> Task statement: Your task is to copy every line below that contains the word "JSON".
Records to use START
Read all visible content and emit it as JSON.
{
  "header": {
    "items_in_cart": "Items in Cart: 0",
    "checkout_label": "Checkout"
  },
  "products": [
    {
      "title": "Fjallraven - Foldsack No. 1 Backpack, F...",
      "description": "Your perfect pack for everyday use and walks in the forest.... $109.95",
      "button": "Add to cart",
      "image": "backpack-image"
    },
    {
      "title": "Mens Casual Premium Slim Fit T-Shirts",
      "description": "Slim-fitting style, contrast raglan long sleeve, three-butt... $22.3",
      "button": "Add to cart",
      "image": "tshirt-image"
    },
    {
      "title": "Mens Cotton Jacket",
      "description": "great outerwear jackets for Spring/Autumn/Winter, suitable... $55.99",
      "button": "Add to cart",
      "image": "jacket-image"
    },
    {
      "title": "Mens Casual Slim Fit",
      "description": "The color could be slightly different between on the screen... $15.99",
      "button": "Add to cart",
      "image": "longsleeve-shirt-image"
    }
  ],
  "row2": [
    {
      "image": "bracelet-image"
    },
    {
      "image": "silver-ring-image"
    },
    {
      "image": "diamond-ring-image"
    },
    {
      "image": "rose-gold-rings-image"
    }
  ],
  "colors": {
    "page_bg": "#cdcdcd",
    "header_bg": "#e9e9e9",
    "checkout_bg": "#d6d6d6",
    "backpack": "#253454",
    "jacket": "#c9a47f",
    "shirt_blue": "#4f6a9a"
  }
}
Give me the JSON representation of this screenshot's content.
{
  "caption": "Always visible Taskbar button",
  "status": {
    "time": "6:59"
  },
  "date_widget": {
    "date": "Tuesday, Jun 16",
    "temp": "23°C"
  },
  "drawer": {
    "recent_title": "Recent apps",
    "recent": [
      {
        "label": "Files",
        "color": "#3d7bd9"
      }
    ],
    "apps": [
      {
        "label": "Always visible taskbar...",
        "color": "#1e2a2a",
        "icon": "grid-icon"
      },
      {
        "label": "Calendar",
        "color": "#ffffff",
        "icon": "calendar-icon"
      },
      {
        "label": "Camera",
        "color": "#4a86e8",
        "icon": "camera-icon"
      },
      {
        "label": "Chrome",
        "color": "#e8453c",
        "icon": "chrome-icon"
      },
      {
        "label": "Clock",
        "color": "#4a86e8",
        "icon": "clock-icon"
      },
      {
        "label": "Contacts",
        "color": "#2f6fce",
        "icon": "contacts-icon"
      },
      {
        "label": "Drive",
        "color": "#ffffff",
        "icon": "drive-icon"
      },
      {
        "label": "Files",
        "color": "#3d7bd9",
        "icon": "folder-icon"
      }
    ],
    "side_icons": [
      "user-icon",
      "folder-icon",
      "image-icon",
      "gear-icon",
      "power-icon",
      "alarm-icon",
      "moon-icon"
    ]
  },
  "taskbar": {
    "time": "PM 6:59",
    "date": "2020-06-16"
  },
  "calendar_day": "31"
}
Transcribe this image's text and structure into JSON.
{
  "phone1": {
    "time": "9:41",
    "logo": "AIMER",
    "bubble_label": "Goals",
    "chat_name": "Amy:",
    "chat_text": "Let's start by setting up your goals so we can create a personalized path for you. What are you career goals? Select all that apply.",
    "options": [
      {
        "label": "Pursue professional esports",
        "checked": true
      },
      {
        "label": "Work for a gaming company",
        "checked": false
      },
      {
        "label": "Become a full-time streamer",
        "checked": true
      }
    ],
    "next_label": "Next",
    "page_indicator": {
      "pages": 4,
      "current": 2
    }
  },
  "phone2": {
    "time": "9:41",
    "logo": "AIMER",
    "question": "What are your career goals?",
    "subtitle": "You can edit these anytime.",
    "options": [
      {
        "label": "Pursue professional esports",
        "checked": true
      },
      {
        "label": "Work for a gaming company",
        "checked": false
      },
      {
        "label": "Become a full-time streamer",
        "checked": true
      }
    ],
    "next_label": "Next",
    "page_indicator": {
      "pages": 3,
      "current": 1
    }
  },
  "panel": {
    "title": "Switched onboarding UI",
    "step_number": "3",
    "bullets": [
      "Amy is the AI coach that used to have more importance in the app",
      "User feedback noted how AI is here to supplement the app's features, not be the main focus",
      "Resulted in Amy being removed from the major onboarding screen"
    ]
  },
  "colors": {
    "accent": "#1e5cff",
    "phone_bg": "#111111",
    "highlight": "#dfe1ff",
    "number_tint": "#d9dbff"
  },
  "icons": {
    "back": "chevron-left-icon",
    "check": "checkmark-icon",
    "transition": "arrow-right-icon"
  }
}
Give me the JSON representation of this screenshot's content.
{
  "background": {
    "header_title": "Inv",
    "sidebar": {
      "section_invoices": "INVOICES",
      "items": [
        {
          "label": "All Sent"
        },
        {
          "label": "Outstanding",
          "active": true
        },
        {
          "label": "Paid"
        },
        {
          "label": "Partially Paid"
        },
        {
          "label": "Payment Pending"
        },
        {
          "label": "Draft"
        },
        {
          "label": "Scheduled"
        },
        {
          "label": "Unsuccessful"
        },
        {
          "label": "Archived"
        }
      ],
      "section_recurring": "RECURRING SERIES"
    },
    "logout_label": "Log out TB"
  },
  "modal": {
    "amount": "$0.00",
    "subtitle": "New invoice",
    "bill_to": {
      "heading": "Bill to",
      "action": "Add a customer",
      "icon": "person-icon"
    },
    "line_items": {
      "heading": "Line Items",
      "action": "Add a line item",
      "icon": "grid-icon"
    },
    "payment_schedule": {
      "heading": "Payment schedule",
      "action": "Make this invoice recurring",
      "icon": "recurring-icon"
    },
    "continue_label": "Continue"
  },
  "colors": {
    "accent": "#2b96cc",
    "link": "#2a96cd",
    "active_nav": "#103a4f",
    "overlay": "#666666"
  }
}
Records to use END
> Answer to this task:
Read all visible content and emit it as JSON.
Give me the JSON representation of this screenshot's content.
Transcribe this image's text and structure into JSON.
Give me the JSON representation of this screenshot's content.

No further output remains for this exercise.